As a lab operation grows, so does the need to have unique identifiers (UID) for each sample to track its processing and associate particular biological / chemical properties and analytical results. Often, the first step in implementing a new process or adopting a laboratory information management system (LIMS) is choosing a unique identifier, specifically the length and format.
1. Number of samples
While this may seem obvious, the more samples your lab processes in a given time, the longer your UID will need to be. For example, if your lab processes 1,000 samples per day you would need 250,000 UIDs each year. Assuming you would like to make sure that no ID is repeated over a 10 year period and you are using a strictly numeric identifier, your UID would need to be at least 7 digits which would allow you to encode up to 10 million (9,999,999 more precisely) samples uniquely. Remember to build in a reasonable safety factor when choosing the length of your UID. It is always better to err on the side of too long when choosing a unique identifier.
2. Longevity of samples
If samples are used temporarily for processing or disposed of after a short amount of time, the number of required UIDs will be dramatically less than if the samples have to be stored for many years. Using the same example of a lab that processes 1,000 samples a day, but now discards the samples after 30 days instead of storing the samples for 10 years, this lab could comfortably use a 5 digit identifier that would encode up to 100,000 samples and still have a 3X safety factor in case there was surge in business.
3. Amount of human interaction
Processes that require human interaction, can benefit from choosing UIDs that are both rational (vs. random or serial) and alphanumeric (vs. purely numeric) that communicate information without having the user reference a database or list.
Purely numeric identifiers are more easily processed and managed by automated computer systems. Alphanumeric identifiers with rational elements such as prefixes and suffixes corresponding to specific samples groups can allow human operators to categorize and process samples quickly by eye. An example would be the vehicle identification number (VIN) of your car.
Here is an example of how to decode a VIN from Wikipedia
Remember that employing rational elements and constraining the character in a UID limits the available UIDs for a given UID length. For example, constraining the first character of a UID to a letter reduces the available UIDs by 28% compared to allowing the first character to be either a letter or number.

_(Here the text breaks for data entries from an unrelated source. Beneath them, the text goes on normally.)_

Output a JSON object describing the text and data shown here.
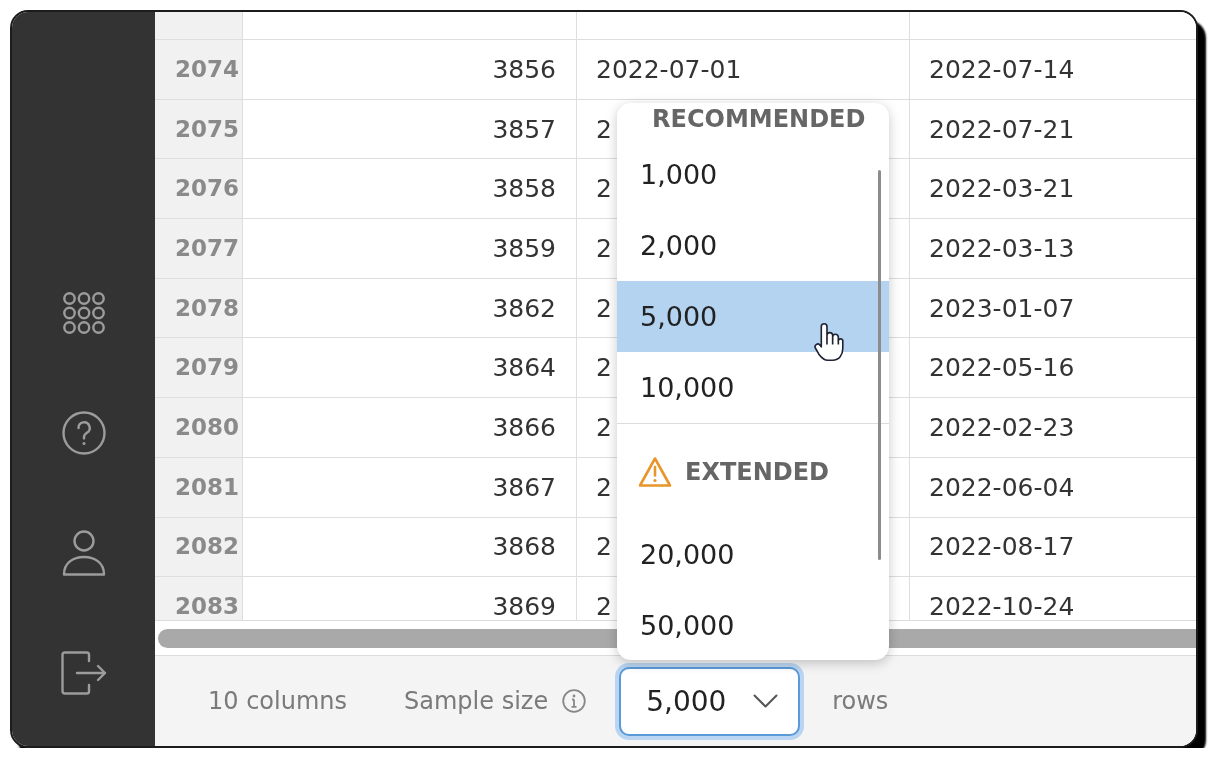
{
  "sidebar": {
    "items": [
      {
        "kind": "apps"
      },
      {
        "kind": "help"
      },
      {
        "kind": "profile"
      },
      {
        "kind": "logout"
      }
    ]
  },
  "table": {
    "rows": [
      {
        "number": "2074",
        "cells": [
          "3856",
          "2022-07-01",
          "2022-07-14"
        ]
      },
      {
        "number": "2075",
        "cells": [
          "3857",
          "2",
          "2022-07-21"
        ]
      },
      {
        "number": "2076",
        "cells": [
          "3858",
          "2",
          "2022-03-21"
        ]
      },
      {
        "number": "2077",
        "cells": [
          "3859",
          "2",
          "2022-03-13"
        ]
      },
      {
        "number": "2078",
        "cells": [
          "3862",
          "2",
          "2023-01-07"
        ]
      },
      {
        "number": "2079",
        "cells": [
          "3864",
          "2",
          "2022-05-16"
        ]
      },
      {
        "number": "2080",
        "cells": [
          "3866",
          "2",
          "2022-02-23"
        ]
      },
      {
        "number": "2081",
        "cells": [
          "3867",
          "2",
          "2022-06-04"
        ]
      },
      {
        "number": "2082",
        "cells": [
          "3868",
          "2",
          "2022-08-17"
        ]
      },
      {
        "number": "2083",
        "cells": [
          "3869",
          "2",
          "2022-10-24"
        ]
      }
    ]
  },
  "sample_size_menu": {
    "groups": [
      {
        "header": "RECOMMENDED",
        "warning": false,
        "options": [
          {
            "label": "1,000",
            "selected": false
          },
          {
            "label": "2,000",
            "selected": false
          },
          {
            "label": "5,000",
            "selected": true
          },
          {
            "label": "10,000",
            "selected": false
          }
        ]
      },
      {
        "header": "EXTENDED",
        "warning": true,
        "options": [
          {
            "label": "20,000",
            "selected": false
          },
          {
            "label": "50,000",
            "selected": false
          }
        ]
      }
    ]
  },
  "footer": {
    "column_count": "10 columns",
    "sample_size_label": "Sample size",
    "sample_size_select": {
      "value": "5,000",
      "open": true
    },
    "unit": "rows"
  }
}
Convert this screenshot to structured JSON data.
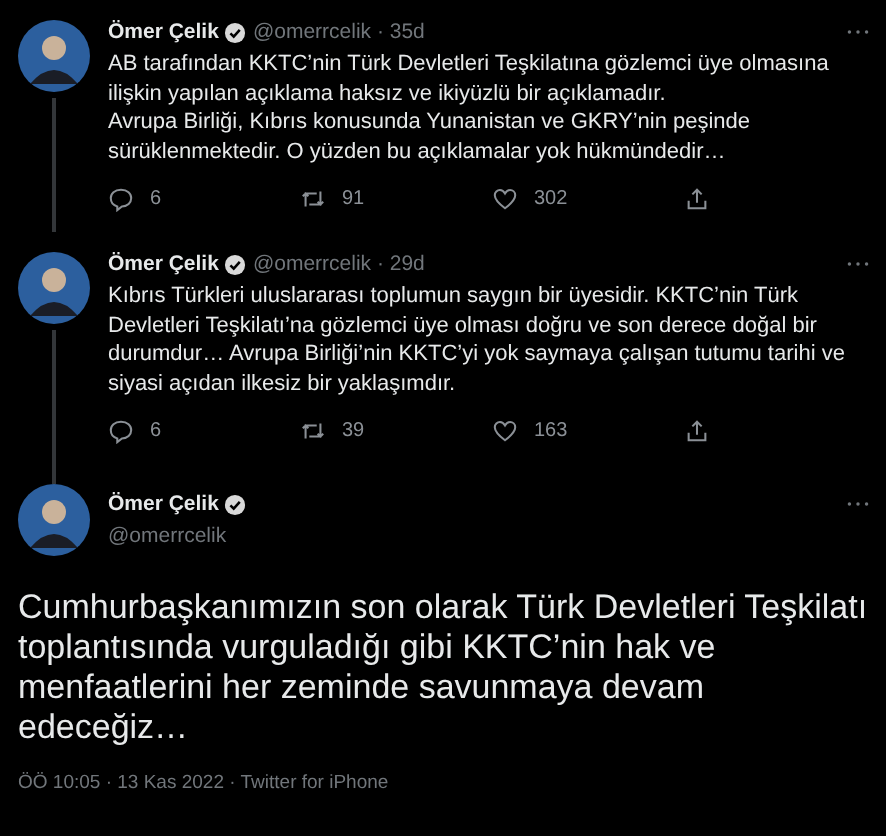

4. Variety of samples
The greater the variety of samples in your process, the more you may want to use rational elements and / or constrain characters in the UID to help categorize the samples for easy sorting and processing. If you are fortunate enough to just have a single sample type, a serial numeric identifier will work cleanly without the need to create and maintain keys that decode the meaning to particular prefixes and suffixes.
As labs implement LIMS databases and look to reduce errors associated with manual entry of information, barcoding continues to grow in use. While varying in degree, barcodes typically encode numeric UIDs much more efficiently than alphanumeric UIDs.
The table at the following link shows maximum numeric and alphanumeric barcoding capacity for Data Matrix barcodes.
Conclusions on choosing a unique identifier (UID) for your lab
I’m sure there are many more factors unique to your lab that will affect the process of choosing a unique identifier code. For some it will be simple math, while others will benefit from more complex codes and LIMS systems.